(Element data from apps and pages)
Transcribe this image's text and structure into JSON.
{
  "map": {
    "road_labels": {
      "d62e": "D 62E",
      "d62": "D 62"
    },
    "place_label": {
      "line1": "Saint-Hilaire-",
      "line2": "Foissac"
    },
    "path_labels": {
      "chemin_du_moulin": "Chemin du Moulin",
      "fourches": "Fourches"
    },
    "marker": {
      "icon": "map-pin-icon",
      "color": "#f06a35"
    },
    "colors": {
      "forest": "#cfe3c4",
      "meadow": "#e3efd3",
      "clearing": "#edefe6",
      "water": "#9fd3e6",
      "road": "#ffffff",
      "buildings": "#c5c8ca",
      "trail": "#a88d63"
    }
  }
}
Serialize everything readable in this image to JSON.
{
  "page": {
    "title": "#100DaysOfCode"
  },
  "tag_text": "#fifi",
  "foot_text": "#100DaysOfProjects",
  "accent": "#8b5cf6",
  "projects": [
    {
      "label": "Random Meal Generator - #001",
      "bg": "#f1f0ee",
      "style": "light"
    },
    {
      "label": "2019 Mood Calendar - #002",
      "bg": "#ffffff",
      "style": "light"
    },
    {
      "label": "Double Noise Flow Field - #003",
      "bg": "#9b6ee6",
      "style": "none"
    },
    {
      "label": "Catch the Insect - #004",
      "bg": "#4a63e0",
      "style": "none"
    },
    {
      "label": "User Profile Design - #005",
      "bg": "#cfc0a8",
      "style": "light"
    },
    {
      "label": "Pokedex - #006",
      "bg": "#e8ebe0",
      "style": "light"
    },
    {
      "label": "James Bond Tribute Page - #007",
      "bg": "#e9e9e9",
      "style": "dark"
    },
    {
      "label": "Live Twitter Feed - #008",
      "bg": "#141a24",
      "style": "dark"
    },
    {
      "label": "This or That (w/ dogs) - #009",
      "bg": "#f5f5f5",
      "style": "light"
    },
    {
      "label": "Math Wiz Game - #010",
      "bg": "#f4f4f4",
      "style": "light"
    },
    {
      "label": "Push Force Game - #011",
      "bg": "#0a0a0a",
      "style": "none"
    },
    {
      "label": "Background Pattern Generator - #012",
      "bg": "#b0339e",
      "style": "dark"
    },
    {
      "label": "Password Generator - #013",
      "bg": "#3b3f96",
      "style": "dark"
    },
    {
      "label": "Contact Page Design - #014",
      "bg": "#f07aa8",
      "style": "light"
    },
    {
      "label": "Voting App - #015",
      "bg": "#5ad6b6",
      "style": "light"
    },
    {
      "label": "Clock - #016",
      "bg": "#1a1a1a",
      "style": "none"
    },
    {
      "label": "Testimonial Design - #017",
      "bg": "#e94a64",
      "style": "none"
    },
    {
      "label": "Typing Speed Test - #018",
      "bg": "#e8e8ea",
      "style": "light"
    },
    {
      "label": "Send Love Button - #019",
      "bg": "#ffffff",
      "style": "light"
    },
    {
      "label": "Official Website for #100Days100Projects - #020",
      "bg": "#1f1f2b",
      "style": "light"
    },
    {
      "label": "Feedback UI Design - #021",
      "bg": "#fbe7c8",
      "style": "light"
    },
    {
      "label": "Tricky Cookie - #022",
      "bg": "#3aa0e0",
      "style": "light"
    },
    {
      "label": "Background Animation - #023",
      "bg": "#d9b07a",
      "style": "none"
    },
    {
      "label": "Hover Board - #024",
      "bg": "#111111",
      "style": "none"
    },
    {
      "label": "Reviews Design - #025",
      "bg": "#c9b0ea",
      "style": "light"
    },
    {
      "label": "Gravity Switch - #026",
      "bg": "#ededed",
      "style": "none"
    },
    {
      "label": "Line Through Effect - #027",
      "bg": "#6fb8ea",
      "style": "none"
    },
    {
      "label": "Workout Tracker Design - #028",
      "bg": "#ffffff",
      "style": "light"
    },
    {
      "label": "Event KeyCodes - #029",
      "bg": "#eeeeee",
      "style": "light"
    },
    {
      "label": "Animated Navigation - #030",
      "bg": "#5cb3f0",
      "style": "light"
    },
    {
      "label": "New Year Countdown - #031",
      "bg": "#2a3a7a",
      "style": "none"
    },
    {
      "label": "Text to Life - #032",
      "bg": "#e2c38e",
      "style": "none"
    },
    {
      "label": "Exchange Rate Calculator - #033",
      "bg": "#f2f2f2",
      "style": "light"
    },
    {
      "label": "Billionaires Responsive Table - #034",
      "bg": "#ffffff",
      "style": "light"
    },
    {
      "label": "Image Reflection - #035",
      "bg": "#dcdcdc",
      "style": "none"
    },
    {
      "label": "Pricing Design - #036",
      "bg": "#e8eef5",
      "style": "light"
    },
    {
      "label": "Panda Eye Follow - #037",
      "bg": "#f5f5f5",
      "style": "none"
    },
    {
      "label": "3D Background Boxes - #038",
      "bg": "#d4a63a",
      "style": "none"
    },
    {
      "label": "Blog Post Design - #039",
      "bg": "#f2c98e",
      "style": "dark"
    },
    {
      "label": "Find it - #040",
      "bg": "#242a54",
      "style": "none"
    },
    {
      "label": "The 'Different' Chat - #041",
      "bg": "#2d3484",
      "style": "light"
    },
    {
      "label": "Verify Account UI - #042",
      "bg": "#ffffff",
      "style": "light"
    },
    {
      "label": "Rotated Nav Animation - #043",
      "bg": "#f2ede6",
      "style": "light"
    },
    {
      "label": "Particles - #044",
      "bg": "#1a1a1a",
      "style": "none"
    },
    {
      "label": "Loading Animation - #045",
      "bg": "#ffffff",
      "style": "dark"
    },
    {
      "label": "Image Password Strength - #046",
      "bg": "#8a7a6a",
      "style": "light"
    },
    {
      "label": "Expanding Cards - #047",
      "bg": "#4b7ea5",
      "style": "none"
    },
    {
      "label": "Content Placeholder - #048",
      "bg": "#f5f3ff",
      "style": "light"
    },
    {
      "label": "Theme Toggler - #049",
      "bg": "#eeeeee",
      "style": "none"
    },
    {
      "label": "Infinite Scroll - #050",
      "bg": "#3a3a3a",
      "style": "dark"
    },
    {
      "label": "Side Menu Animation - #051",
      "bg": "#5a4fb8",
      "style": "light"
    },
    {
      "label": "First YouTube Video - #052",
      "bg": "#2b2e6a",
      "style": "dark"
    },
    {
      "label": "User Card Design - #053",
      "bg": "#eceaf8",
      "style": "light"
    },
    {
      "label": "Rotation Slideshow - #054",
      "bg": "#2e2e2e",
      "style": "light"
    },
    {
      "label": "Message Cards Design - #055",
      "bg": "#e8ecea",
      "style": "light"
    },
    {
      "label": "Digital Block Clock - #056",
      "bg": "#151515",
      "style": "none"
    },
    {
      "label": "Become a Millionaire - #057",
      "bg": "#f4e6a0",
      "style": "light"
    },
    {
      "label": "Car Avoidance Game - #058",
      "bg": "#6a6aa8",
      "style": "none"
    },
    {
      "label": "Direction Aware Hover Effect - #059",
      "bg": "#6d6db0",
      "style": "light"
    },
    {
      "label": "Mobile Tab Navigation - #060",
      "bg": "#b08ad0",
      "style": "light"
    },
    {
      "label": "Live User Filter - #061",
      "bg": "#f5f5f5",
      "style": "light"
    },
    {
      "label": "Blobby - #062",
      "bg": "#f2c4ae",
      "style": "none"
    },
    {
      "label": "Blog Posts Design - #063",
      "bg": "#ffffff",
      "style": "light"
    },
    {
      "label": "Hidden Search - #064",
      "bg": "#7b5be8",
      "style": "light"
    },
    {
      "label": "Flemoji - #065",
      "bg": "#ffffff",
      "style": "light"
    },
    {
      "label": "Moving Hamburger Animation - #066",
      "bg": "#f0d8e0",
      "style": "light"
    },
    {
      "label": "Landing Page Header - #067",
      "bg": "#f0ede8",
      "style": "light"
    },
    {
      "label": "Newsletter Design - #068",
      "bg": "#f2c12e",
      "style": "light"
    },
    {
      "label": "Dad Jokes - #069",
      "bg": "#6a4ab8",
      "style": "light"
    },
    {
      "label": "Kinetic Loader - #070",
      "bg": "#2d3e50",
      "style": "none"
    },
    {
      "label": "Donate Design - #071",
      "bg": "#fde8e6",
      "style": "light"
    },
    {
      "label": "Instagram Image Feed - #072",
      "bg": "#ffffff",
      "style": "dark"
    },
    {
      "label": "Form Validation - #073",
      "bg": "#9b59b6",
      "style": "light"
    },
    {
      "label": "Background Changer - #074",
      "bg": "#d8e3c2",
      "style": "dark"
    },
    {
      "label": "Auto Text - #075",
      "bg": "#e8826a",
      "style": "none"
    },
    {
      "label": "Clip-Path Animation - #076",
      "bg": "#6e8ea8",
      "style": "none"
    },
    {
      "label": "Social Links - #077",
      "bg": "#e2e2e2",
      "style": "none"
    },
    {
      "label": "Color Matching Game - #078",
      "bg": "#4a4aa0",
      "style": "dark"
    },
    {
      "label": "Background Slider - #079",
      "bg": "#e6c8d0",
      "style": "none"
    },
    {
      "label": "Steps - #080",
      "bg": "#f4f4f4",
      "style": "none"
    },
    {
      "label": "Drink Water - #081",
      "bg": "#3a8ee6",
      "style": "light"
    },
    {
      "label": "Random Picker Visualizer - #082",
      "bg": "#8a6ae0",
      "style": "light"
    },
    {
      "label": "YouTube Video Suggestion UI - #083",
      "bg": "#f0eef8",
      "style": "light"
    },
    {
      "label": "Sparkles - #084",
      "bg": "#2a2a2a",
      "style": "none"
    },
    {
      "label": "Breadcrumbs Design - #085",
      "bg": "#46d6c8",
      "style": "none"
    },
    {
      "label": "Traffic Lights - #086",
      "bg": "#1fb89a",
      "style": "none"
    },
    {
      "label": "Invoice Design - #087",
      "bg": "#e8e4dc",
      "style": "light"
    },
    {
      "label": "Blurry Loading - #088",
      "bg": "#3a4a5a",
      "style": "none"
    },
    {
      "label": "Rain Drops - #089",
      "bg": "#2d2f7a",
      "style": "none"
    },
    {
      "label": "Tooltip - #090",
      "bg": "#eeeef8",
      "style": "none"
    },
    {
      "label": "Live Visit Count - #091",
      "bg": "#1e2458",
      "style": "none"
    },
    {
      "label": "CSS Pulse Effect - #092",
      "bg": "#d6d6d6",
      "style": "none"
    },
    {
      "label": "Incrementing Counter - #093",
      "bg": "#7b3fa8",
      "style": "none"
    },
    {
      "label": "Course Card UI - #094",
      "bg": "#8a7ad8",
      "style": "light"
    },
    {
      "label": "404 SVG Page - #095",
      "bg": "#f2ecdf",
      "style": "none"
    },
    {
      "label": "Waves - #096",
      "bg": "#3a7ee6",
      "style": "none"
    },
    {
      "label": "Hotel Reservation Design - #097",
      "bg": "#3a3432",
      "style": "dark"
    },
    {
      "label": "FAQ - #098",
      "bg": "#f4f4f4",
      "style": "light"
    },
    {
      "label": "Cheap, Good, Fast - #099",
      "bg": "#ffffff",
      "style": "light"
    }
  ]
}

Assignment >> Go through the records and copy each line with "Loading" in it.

Expected output >>
      "label": "Loading Animation - #045",
      "label": "Blurry Loading - #088",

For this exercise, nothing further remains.